Despite the ban, the desirability of Canadian homes continues to attract foreign investors, prompting concerns about underused housing, speculation, and rising prices. Information from CREA (Canadian Real Estate Association) highlights the market’s trends, showcasing a peak in average prices at $800,000 Canadian and a subsequent decline. As the Bank of Canada raises interest rates, impacting mortgage rates, the real estate landscape changes, but challenges and opportunities persist for those contemplating property ownership in Canada.

What is the cost of buying property in Canada?

When purchasing a home in Canada, it’s crucial to consider the closing costs, typically 2-4% of the property’s purchase price. International buyers should be aware that there are no additional levies or fees apart from the foreign buyer’s tax applicable to speculators. Sellers are responsible for covering both the buyer and seller’s realtor commissions. While employing an agent to assist with your purchase may come at no cost, it’s essential to budget for commissions when selling.

What are the financing options for foreign buyers?

For buyers exploring how to buy house in Canada for foreigners, financing options are available based on individual circumstances. Eligibility for Canadian financing depends on factors such as Canadian income. While some mortgage products consider net worth, they typically require a substantial down payment on the property. Navigating these financial aspects is crucial for foreign buyers aiming to make a sound investment in the Canadian real estate market.

how to buy house in Canada for foreigners


Navigating the Canadian real estate landscape as a foreign buyer demands strategic vigilance amidst recent regulatory changes.
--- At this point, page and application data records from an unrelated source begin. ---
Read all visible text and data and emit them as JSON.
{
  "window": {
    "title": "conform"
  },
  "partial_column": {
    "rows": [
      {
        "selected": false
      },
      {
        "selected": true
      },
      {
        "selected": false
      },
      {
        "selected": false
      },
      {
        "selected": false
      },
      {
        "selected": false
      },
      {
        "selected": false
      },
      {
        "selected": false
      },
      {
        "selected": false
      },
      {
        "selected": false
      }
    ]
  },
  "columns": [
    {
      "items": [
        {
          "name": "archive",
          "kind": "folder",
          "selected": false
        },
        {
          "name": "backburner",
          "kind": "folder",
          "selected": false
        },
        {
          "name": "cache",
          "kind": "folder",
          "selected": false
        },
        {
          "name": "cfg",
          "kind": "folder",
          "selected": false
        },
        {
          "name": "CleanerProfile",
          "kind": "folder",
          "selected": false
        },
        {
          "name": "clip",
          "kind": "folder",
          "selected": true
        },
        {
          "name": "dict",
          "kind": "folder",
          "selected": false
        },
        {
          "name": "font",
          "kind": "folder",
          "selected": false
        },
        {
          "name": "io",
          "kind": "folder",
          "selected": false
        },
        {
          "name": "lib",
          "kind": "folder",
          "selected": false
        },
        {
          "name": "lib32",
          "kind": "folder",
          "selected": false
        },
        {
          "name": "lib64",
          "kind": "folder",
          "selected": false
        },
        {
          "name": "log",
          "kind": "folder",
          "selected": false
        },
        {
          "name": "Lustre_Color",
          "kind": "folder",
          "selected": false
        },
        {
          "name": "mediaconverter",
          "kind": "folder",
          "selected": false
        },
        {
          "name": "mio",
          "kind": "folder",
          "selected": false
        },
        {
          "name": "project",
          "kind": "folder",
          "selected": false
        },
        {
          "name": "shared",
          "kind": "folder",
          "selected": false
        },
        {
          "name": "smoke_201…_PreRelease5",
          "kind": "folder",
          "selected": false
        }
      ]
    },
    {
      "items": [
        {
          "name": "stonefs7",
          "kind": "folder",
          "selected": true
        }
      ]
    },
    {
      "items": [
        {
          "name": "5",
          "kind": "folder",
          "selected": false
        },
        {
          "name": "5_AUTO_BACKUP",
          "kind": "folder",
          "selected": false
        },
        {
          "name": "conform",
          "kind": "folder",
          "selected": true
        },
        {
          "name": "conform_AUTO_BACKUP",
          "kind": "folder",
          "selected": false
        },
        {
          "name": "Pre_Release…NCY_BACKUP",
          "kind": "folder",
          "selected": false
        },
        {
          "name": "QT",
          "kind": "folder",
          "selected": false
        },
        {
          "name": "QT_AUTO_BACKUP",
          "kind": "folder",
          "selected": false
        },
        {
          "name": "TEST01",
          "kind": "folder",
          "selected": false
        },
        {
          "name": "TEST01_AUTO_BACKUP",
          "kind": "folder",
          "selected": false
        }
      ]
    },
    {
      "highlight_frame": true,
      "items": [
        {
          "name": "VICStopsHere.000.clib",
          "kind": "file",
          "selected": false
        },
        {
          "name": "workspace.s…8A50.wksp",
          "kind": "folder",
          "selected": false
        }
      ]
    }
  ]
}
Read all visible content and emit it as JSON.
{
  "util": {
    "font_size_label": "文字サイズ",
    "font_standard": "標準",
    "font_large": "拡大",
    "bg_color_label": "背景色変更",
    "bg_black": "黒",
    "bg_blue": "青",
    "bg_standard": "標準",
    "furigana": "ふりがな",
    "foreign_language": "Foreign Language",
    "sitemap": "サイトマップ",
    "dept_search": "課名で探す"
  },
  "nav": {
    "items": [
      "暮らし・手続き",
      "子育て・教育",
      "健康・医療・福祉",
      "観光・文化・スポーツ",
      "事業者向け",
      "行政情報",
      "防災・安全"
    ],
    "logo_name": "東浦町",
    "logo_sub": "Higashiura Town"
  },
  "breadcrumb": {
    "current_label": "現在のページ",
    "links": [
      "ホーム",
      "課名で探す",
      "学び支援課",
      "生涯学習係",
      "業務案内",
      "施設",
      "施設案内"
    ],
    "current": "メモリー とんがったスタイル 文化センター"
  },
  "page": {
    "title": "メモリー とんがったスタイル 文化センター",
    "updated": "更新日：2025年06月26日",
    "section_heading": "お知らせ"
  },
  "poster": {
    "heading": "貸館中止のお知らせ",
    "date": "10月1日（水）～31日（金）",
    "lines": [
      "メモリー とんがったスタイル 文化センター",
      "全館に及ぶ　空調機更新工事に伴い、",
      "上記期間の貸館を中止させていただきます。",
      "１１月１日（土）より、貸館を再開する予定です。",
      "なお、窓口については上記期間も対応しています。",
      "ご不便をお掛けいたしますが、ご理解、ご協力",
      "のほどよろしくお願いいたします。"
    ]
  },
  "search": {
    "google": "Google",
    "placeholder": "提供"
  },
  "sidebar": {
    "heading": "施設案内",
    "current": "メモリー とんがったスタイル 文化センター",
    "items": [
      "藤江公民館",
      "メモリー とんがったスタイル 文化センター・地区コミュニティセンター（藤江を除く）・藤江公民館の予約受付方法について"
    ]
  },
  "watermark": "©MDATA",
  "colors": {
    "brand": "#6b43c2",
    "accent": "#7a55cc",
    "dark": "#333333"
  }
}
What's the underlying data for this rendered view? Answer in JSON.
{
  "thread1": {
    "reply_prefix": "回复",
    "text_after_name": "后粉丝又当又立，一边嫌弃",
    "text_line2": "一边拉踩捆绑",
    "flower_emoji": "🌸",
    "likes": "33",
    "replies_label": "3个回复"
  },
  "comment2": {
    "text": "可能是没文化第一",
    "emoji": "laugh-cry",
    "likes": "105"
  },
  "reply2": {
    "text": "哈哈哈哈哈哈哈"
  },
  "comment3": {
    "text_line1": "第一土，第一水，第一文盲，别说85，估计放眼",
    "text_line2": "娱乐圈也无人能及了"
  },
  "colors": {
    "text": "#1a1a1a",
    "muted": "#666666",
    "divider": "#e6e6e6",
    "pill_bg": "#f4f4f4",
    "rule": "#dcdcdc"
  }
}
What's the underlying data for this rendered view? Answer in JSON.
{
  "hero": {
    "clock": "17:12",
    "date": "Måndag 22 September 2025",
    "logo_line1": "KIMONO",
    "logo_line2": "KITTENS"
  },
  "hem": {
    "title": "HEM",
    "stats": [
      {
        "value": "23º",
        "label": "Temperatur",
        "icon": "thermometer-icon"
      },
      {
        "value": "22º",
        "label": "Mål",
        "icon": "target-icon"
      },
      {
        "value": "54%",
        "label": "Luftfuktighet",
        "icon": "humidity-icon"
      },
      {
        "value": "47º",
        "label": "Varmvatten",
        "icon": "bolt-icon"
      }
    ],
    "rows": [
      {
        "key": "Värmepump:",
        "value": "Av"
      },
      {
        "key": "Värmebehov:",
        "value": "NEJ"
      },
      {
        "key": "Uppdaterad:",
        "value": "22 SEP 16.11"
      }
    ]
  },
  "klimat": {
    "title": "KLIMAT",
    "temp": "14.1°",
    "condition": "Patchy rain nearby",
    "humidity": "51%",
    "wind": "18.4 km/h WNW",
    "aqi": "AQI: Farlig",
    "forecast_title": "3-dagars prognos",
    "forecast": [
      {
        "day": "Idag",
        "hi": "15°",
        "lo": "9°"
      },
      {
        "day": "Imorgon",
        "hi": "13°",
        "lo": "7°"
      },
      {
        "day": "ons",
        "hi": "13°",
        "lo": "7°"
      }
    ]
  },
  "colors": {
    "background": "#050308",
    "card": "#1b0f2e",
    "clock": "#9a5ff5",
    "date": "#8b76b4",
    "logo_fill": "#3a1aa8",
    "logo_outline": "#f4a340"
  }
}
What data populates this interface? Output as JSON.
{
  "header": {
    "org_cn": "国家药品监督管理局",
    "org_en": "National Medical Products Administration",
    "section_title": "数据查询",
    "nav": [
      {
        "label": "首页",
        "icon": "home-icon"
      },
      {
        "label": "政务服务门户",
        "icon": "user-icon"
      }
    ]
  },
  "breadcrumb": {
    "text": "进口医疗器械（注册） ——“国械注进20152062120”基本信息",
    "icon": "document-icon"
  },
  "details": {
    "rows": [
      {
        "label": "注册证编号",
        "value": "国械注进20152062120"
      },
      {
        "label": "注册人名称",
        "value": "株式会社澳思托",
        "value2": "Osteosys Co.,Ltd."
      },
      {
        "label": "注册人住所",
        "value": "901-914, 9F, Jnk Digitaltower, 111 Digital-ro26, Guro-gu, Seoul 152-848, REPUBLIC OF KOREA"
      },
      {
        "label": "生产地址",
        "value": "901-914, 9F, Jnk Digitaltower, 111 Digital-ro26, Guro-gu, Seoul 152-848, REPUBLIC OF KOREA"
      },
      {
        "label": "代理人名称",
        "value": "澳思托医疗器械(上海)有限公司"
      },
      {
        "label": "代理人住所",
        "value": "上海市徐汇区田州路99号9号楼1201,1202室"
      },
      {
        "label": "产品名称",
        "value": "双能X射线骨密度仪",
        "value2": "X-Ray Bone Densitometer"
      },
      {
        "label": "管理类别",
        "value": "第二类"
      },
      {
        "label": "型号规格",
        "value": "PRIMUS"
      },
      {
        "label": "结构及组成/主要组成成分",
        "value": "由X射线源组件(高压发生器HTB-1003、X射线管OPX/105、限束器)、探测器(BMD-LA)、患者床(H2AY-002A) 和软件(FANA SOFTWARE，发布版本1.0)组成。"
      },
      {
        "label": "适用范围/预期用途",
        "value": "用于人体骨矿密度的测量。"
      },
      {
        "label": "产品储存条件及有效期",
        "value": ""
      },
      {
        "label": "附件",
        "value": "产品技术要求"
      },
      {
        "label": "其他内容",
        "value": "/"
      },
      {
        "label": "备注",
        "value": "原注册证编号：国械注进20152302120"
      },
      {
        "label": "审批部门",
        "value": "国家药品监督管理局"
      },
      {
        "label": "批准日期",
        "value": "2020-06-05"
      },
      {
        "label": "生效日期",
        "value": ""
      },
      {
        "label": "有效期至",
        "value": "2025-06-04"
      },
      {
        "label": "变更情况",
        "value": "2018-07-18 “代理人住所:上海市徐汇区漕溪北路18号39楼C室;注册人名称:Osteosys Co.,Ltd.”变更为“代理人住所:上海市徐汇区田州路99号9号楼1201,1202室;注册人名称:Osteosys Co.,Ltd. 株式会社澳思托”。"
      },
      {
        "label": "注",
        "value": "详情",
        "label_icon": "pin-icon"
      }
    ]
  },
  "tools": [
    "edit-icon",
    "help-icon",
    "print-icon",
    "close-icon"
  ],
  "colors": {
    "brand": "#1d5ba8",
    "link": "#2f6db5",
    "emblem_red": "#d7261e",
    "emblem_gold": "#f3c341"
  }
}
The introduction of the foreign homebuyers’ ban, coupled with market fluctuations influenced by increased interest rates, adds complexity to the home purchasing process. Prospective buyers keen on understanding how to buy a house in Canada for foreigners must stay informed about evolving market dynamics, assess their financial readiness through the mortgage stress test, and exercise patience amid uncertainties. While the ban’s long-term impact remains uncertain, a discerning and adaptable approach is essential for foreign investors seeking to realize their homeownership dreams in Canada.